Veshalini and Tushalini play the Water Conservation Board Game at our Green Living activity booth.
My buddy Ilyas on nature guiding duty.
My buddy Cindy leads her participants on a Seashore Walk.
My buddy Captain Azmi and me. He does look fearsome with his painted face, doesn’t he?
Rhizophora in the coastal mangrove forest. See how their stilt roots allow the trees to respire even in high tide.
My buddy Hurnain conducting the Marine/Mangrove Walk.
My buddies Mary Therese and Vegan Eugene came in second in the Raptor Watch Fun Challenge. I had prepared 10 rhyming riddles on items from nature that could be found in Tanjung Tuan. Participants had to solve the riddles, take photographs of the items they believe are alluded to in the riddles and complete 3 eco-challenges.
Meranti Tembaga (Shorea leprosula) trees in the Tanjung Tuan Forest Reserve.

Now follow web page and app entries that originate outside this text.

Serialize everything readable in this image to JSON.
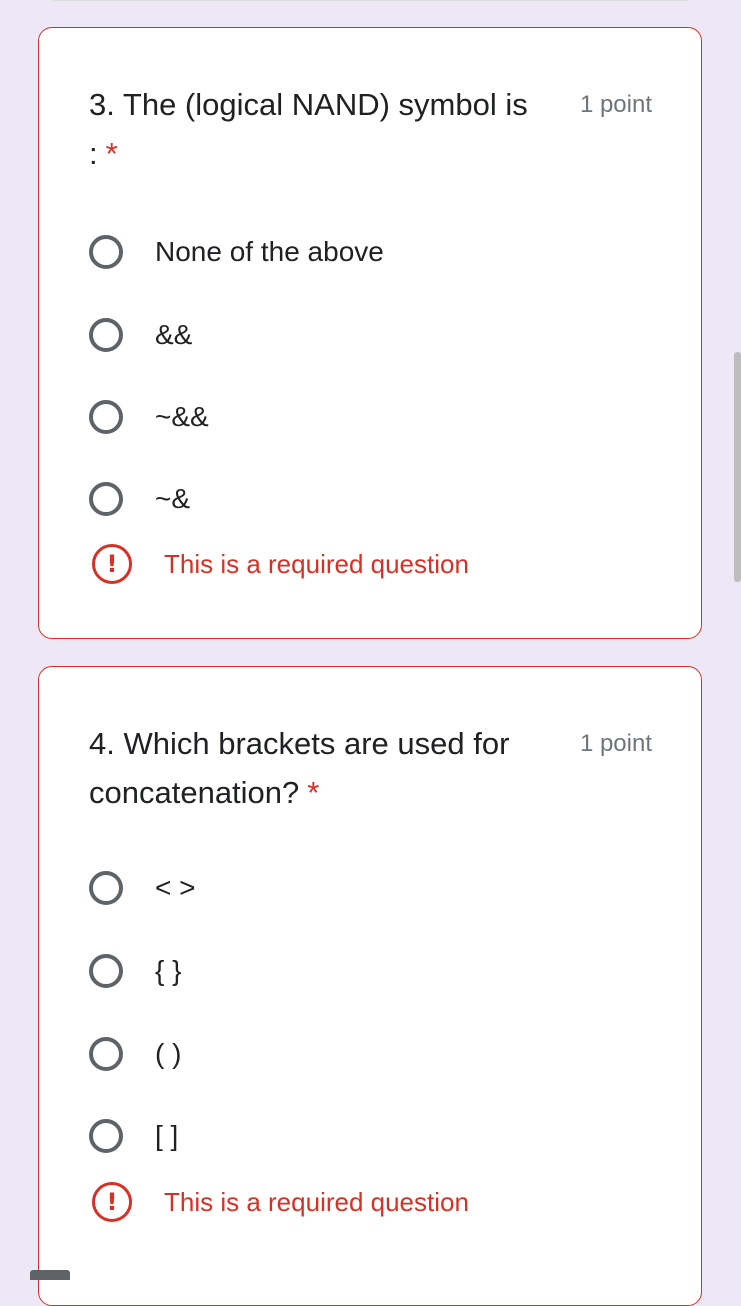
{
  "questions": [
    {
      "title": "3. The (logical NAND) symbol is :",
      "required_mark": "*",
      "points": "1 point",
      "options": [
        "None of the above",
        "&&",
        "~&&",
        "~&"
      ],
      "error_text": "This is a required question",
      "error_icon": "exclamation-circle-icon"
    },
    {
      "title": "4. Which brackets are used for concatenation?",
      "required_mark": "*",
      "points": "1 point",
      "options": [
        "< >",
        "{ }",
        "( )",
        "[ ]"
      ],
      "error_text": "This is a required question",
      "error_icon": "exclamation-circle-icon"
    }
  ],
  "colors": {
    "page_background": "#ede7f6",
    "error_red": "#d93025",
    "radio_gray": "#5f6368",
    "text": "#202124",
    "muted_text": "#70757a"
  }
}
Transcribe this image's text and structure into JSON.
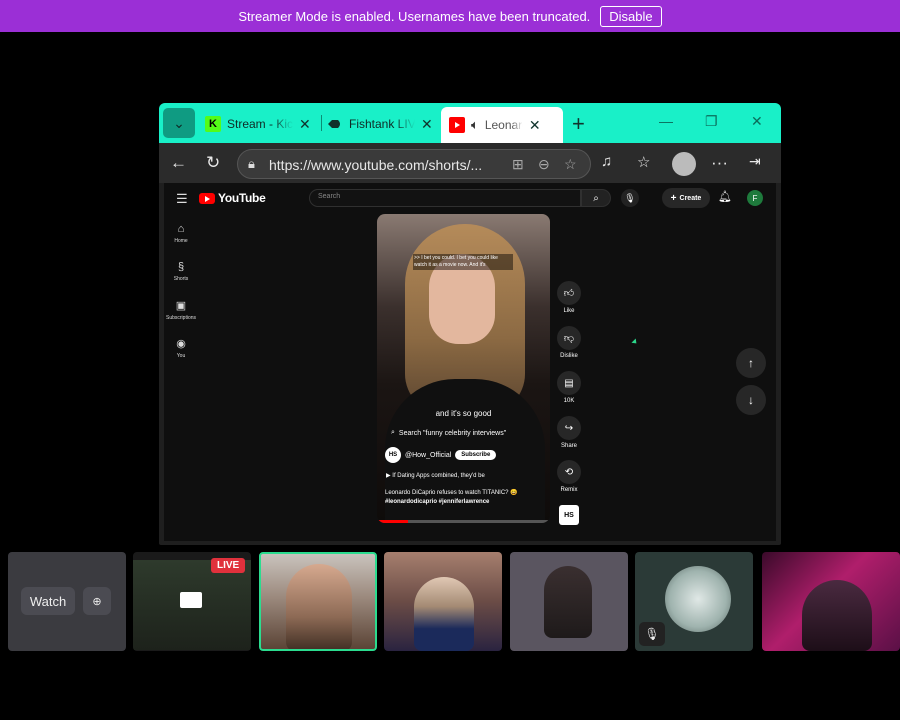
{
  "banner": {
    "message": "Streamer Mode is enabled. Usernames have been truncated.",
    "disable_label": "Disable",
    "color": "#9b2fd6"
  },
  "browser": {
    "accent": "#19f0c8",
    "tabs": [
      {
        "title": "Stream - Kick",
        "favicon": "K",
        "close": "✕"
      },
      {
        "title": "Fishtank LIVE",
        "favicon": "fish-icon",
        "close": "✕"
      },
      {
        "title": "Leonardo",
        "favicon": "youtube-icon",
        "close": "✕",
        "active": true
      }
    ],
    "new_tab": "+",
    "url": "https://www.youtube.com/shorts/..."
  },
  "youtube": {
    "logo_text": "YouTube",
    "search_placeholder": "Search",
    "create_label": "Create",
    "user_initial": "F",
    "sidebar": [
      {
        "label": "Home",
        "icon": "home-icon"
      },
      {
        "label": "Shorts",
        "icon": "shorts-icon"
      },
      {
        "label": "Subscriptions",
        "icon": "subscriptions-icon"
      },
      {
        "label": "You",
        "icon": "you-icon"
      }
    ],
    "short": {
      "caption_top": ">> I bet you could. I bet you could like watch it as a movie now. And it's",
      "caption_mid": "and it's so good",
      "search_suggestion": "Search \"funny celebrity interviews\"",
      "channel": "@How_Official",
      "channel_logo": "HS",
      "subscribe_label": "Subscribe",
      "related": "If Dating Apps combined, they'd be",
      "title": "Leonardo DiCaprio refuses to watch TITANIC? 😄",
      "hashtags": "#leonardodicaprio #jenniferlawrence",
      "progress": 0.18
    },
    "actions": [
      {
        "label": "Like",
        "icon": "like-icon"
      },
      {
        "label": "Dislike",
        "icon": "dislike-icon"
      },
      {
        "label": "10K",
        "icon": "comment-icon"
      },
      {
        "label": "Share",
        "icon": "share-icon"
      },
      {
        "label": "Remix",
        "icon": "remix-icon"
      }
    ]
  },
  "strip": {
    "watch_label": "Watch",
    "live_badge": "LIVE",
    "highlight_color": "#2bdc8f"
  }
}
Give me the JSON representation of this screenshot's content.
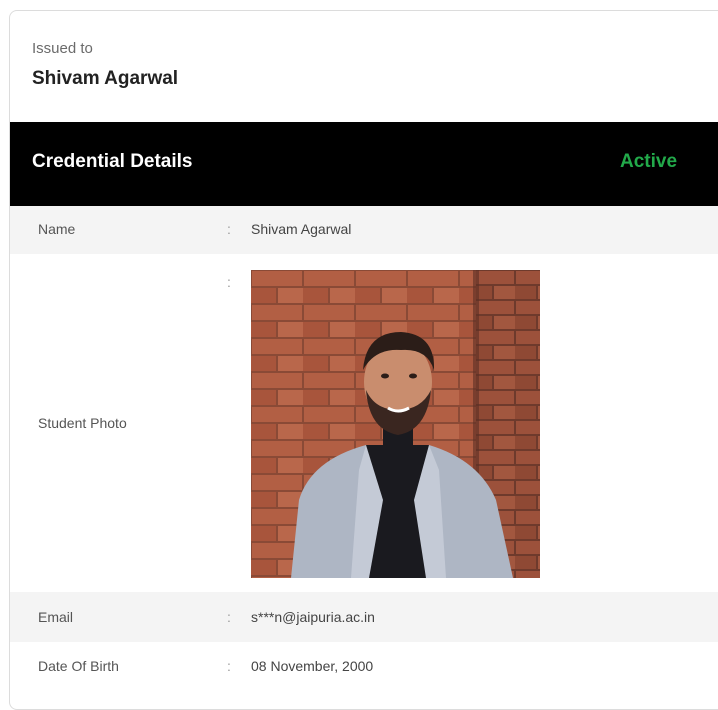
{
  "issued": {
    "label": "Issued to",
    "name": "Shivam Agarwal"
  },
  "credential": {
    "title": "Credential Details",
    "status": "Active",
    "status_color": "#22a94a"
  },
  "fields": {
    "name": {
      "label": "Name",
      "value": "Shivam Agarwal"
    },
    "photo": {
      "label": "Student Photo"
    },
    "email": {
      "label": "Email",
      "value": "s***n@jaipuria.ac.in"
    },
    "dob": {
      "label": "Date Of Birth",
      "value": "08 November, 2000"
    }
  },
  "separator": ":"
}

The Shorea leprosula is a valuable rainforest hardwood in the Dipterocarpaeceae family. The resin from the Shorea is also used in the making of incense, essential oils and ointment for the treatment of skin conditions.
Pasupathy conducts the final Forest Walk of the day for the benefit of volunteers who were too busy over the weekend and did not have the opportunity to go on the walks. Here we are looking at the various stages of decomposition in a rotten log.
An unusual sight -- 3 trees appear to be intertwined at the top. What has happened here is that a parasitic ficus plant has sent out its roots from the top of the host tree and has overtaken the host tree in size and height. The dying host tree is the one on the left.
Although ficus plants have chlorophyll and make their own food, they are considered parasites because they compete with host trees for sunlight and nutrients.
The Cape Rachado Lighthouse is the country's oldest lighthouse, with a history allegedly dating back to the 16th century during the Portuguese rule. The current structure was constructed in 1863, during Melaka's status as a British-ruled Straits Settlement. As the lighthouse is enclosed within a protected forest reserve, it has become an ideal location for birdwatching.
Cape Rachado Lighthouse in the fading daylight.
The dimming evening light seen through the leaves of the Macaranga plant at the Tanjung Tuan Forest Reserve.
The Macaranga gigantea (Local name: Mahang Telinga Gajah) is a recoloniser that grows in secondary growths and cleared land. All Macaranga plants are hosts to ant colonies. The ants and the plants have a symbiotic relationship in that the Macaranga provides the ants with nutrients and nesting space, while the ants clip away at creepers, climbers and other invasive plant species that may threaten the Macaranga's survival. If ants and plants can get along, why can't we?
Group photo of the volunteers on Sunday evening.
Goodbye and see you at Raptor Watch 2011!